All pictures must be dropped, while the entries are given again word for word.

Start of Block

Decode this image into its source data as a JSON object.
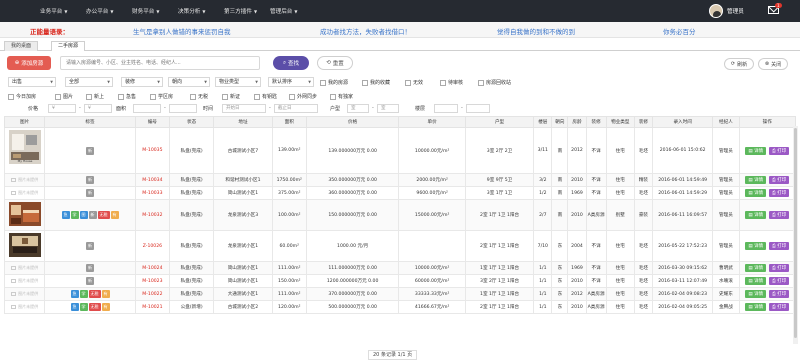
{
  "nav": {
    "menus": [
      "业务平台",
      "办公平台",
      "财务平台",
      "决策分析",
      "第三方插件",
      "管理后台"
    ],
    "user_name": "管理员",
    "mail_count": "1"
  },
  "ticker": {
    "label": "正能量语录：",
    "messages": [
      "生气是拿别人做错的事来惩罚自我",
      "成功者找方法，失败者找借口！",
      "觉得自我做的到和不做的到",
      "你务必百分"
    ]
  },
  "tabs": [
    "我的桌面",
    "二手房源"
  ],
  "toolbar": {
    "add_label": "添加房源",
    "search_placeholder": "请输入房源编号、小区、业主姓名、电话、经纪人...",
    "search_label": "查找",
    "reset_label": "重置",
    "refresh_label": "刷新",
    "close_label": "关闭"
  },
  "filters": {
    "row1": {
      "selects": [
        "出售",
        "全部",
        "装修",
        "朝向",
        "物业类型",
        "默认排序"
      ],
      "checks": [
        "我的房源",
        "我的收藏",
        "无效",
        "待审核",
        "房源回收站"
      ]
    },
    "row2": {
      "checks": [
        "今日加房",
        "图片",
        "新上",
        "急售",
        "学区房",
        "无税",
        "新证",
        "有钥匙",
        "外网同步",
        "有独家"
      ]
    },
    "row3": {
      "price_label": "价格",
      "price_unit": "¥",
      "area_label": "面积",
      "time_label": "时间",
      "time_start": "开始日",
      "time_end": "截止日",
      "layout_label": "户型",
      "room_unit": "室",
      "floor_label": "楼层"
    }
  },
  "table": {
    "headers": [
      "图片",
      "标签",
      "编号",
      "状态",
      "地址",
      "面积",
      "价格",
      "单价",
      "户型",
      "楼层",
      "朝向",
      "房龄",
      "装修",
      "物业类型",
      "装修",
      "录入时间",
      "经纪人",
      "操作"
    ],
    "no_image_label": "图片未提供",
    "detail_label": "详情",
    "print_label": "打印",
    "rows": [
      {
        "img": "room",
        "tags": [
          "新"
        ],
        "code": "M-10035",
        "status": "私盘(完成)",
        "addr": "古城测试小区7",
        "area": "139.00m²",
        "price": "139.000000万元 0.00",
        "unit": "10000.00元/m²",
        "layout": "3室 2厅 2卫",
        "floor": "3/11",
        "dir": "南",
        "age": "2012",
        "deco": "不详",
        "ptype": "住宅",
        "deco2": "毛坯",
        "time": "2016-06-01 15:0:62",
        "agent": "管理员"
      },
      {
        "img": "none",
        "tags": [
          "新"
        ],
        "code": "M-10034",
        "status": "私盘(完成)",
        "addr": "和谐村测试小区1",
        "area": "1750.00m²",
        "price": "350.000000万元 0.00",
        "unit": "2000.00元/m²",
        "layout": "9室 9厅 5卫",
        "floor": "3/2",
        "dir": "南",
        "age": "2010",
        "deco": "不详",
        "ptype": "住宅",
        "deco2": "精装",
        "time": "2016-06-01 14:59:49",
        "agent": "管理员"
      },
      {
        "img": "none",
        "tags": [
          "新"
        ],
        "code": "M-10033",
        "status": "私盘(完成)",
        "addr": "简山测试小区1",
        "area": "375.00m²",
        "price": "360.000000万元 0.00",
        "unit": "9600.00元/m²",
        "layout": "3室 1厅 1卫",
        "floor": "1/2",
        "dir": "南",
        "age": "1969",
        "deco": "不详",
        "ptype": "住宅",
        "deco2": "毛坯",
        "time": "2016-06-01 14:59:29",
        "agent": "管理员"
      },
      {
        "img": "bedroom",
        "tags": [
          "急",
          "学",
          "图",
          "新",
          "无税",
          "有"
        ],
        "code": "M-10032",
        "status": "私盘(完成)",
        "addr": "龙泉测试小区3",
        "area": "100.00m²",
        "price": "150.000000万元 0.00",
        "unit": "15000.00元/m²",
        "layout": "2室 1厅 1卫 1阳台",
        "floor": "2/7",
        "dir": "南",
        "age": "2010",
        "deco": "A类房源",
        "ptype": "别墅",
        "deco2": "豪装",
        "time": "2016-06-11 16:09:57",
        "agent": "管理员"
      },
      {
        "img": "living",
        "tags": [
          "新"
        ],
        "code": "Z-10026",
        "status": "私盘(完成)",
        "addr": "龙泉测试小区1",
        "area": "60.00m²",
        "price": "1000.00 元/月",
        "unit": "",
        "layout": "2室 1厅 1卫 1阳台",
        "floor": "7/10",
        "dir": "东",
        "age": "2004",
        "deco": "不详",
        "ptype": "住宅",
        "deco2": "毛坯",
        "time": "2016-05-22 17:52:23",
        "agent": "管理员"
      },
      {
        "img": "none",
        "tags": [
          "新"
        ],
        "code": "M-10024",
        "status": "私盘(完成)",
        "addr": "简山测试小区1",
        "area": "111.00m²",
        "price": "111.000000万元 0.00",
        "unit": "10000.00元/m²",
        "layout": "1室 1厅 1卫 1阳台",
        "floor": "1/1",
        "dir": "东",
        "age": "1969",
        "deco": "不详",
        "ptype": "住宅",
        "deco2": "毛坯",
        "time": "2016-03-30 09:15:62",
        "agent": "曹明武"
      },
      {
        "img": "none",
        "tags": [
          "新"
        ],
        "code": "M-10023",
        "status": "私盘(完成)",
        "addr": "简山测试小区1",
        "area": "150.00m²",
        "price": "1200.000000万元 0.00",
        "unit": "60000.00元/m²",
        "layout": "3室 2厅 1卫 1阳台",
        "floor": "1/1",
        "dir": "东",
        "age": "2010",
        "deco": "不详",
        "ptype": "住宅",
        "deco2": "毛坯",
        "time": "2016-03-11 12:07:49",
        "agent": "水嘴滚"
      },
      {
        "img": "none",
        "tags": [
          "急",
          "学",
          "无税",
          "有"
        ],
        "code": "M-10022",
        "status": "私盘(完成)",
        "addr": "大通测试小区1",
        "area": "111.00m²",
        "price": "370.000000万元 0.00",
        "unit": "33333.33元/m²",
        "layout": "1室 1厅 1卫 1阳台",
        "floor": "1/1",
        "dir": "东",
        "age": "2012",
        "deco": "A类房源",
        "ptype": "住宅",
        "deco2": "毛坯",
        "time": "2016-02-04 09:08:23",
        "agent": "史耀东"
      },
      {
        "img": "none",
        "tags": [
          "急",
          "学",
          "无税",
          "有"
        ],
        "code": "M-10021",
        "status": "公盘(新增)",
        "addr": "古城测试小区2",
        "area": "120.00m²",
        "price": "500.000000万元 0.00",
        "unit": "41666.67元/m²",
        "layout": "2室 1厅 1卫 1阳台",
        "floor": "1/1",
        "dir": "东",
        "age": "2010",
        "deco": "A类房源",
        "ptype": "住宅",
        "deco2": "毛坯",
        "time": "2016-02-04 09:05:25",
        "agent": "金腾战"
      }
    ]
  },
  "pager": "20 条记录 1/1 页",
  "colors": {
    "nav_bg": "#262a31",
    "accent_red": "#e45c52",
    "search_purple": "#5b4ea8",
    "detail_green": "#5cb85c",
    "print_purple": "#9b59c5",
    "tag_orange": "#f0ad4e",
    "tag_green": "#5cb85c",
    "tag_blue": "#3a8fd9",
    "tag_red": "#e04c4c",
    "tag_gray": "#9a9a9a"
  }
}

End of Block

— YOUR RESPONSE —
Decode this image into its source data as a JSON object.
{
  "nav": {
    "menus": [
      "业务平台",
      "办公平台",
      "财务平台",
      "决策分析",
      "第三方插件",
      "管理后台"
    ],
    "user_name": "管理员",
    "mail_count": "1"
  },
  "ticker": {
    "label": "正能量语录：",
    "messages": [
      "生气是拿别人做错的事来惩罚自我",
      "成功者找方法，失败者找借口！",
      "觉得自我做的到和不做的到",
      "你务必百分"
    ]
  },
  "tabs": [
    "我的桌面",
    "二手房源"
  ],
  "toolbar": {
    "add_label": "添加房源",
    "search_placeholder": "请输入房源编号、小区、业主姓名、电话、经纪人...",
    "search_label": "查找",
    "reset_label": "重置",
    "refresh_label": "刷新",
    "close_label": "关闭"
  },
  "filters": {
    "row1": {
      "selects": [
        "出售",
        "全部",
        "装修",
        "朝向",
        "物业类型",
        "默认排序"
      ],
      "checks": [
        "我的房源",
        "我的收藏",
        "无效",
        "待审核",
        "房源回收站"
      ]
    },
    "row2": {
      "checks": [
        "今日加房",
        "图片",
        "新上",
        "急售",
        "学区房",
        "无税",
        "新证",
        "有钥匙",
        "外网同步",
        "有独家"
      ]
    },
    "row3": {
      "price_label": "价格",
      "price_unit": "¥",
      "area_label": "面积",
      "time_label": "时间",
      "time_start": "开始日",
      "time_end": "截止日",
      "layout_label": "户型",
      "room_unit": "室",
      "floor_label": "楼层"
    }
  },
  "table": {
    "headers": [
      "图片",
      "标签",
      "编号",
      "状态",
      "地址",
      "面积",
      "价格",
      "单价",
      "户型",
      "楼层",
      "朝向",
      "房龄",
      "装修",
      "物业类型",
      "装修",
      "录入时间",
      "经纪人",
      "操作"
    ],
    "no_image_label": "图片未提供",
    "detail_label": "详情",
    "print_label": "打印",
    "rows": [
      {
        "img": "room",
        "tags": [
          "新"
        ],
        "code": "M-10035",
        "status": "私盘(完成)",
        "addr": "古城测试小区7",
        "area": "139.00m²",
        "price": "139.000000万元 0.00",
        "unit": "10000.00元/m²",
        "layout": "3室 2厅 2卫",
        "floor": "3/11",
        "dir": "南",
        "age": "2012",
        "deco": "不详",
        "ptype": "住宅",
        "deco2": "毛坯",
        "time": "2016-06-01 15:0:62",
        "agent": "管理员"
      },
      {
        "img": "none",
        "tags": [
          "新"
        ],
        "code": "M-10034",
        "status": "私盘(完成)",
        "addr": "和谐村测试小区1",
        "area": "1750.00m²",
        "price": "350.000000万元 0.00",
        "unit": "2000.00元/m²",
        "layout": "9室 9厅 5卫",
        "floor": "3/2",
        "dir": "南",
        "age": "2010",
        "deco": "不详",
        "ptype": "住宅",
        "deco2": "精装",
        "time": "2016-06-01 14:59:49",
        "agent": "管理员"
      },
      {
        "img": "none",
        "tags": [
          "新"
        ],
        "code": "M-10033",
        "status": "私盘(完成)",
        "addr": "简山测试小区1",
        "area": "375.00m²",
        "price": "360.000000万元 0.00",
        "unit": "9600.00元/m²",
        "layout": "3室 1厅 1卫",
        "floor": "1/2",
        "dir": "南",
        "age": "1969",
        "deco": "不详",
        "ptype": "住宅",
        "deco2": "毛坯",
        "time": "2016-06-01 14:59:29",
        "agent": "管理员"
      },
      {
        "img": "bedroom",
        "tags": [
          "急",
          "学",
          "图",
          "新",
          "无税",
          "有"
        ],
        "code": "M-10032",
        "status": "私盘(完成)",
        "addr": "龙泉测试小区3",
        "area": "100.00m²",
        "price": "150.000000万元 0.00",
        "unit": "15000.00元/m²",
        "layout": "2室 1厅 1卫 1阳台",
        "floor": "2/7",
        "dir": "南",
        "age": "2010",
        "deco": "A类房源",
        "ptype": "别墅",
        "deco2": "豪装",
        "time": "2016-06-11 16:09:57",
        "agent": "管理员"
      },
      {
        "img": "living",
        "tags": [
          "新"
        ],
        "code": "Z-10026",
        "status": "私盘(完成)",
        "addr": "龙泉测试小区1",
        "area": "60.00m²",
        "price": "1000.00 元/月",
        "unit": "",
        "layout": "2室 1厅 1卫 1阳台",
        "floor": "7/10",
        "dir": "东",
        "age": "2004",
        "deco": "不详",
        "ptype": "住宅",
        "deco2": "毛坯",
        "time": "2016-05-22 17:52:23",
        "agent": "管理员"
      },
      {
        "img": "none",
        "tags": [
          "新"
        ],
        "code": "M-10024",
        "status": "私盘(完成)",
        "addr": "简山测试小区1",
        "area": "111.00m²",
        "price": "111.000000万元 0.00",
        "unit": "10000.00元/m²",
        "layout": "1室 1厅 1卫 1阳台",
        "floor": "1/1",
        "dir": "东",
        "age": "1969",
        "deco": "不详",
        "ptype": "住宅",
        "deco2": "毛坯",
        "time": "2016-03-30 09:15:62",
        "agent": "曹明武"
      },
      {
        "img": "none",
        "tags": [
          "新"
        ],
        "code": "M-10023",
        "status": "私盘(完成)",
        "addr": "简山测试小区1",
        "area": "150.00m²",
        "price": "1200.000000万元 0.00",
        "unit": "60000.00元/m²",
        "layout": "3室 2厅 1卫 1阳台",
        "floor": "1/1",
        "dir": "东",
        "age": "2010",
        "deco": "不详",
        "ptype": "住宅",
        "deco2": "毛坯",
        "time": "2016-03-11 12:07:49",
        "agent": "水嘴滚"
      },
      {
        "img": "none",
        "tags": [
          "急",
          "学",
          "无税",
          "有"
        ],
        "code": "M-10022",
        "status": "私盘(完成)",
        "addr": "大通测试小区1",
        "area": "111.00m²",
        "price": "370.000000万元 0.00",
        "unit": "33333.33元/m²",
        "layout": "1室 1厅 1卫 1阳台",
        "floor": "1/1",
        "dir": "东",
        "age": "2012",
        "deco": "A类房源",
        "ptype": "住宅",
        "deco2": "毛坯",
        "time": "2016-02-04 09:08:23",
        "agent": "史耀东"
      },
      {
        "img": "none",
        "tags": [
          "急",
          "学",
          "无税",
          "有"
        ],
        "code": "M-10021",
        "status": "公盘(新增)",
        "addr": "古城测试小区2",
        "area": "120.00m²",
        "price": "500.000000万元 0.00",
        "unit": "41666.67元/m²",
        "layout": "2室 1厅 1卫 1阳台",
        "floor": "1/1",
        "dir": "东",
        "age": "2010",
        "deco": "A类房源",
        "ptype": "住宅",
        "deco2": "毛坯",
        "time": "2016-02-04 09:05:25",
        "agent": "金腾战"
      }
    ]
  },
  "pager": "20 条记录 1/1 页",
  "colors": {
    "nav_bg": "#262a31",
    "accent_red": "#e45c52",
    "search_purple": "#5b4ea8",
    "detail_green": "#5cb85c",
    "print_purple": "#9b59c5",
    "tag_orange": "#f0ad4e",
    "tag_green": "#5cb85c",
    "tag_blue": "#3a8fd9",
    "tag_red": "#e04c4c",
    "tag_gray": "#9a9a9a"
  }
}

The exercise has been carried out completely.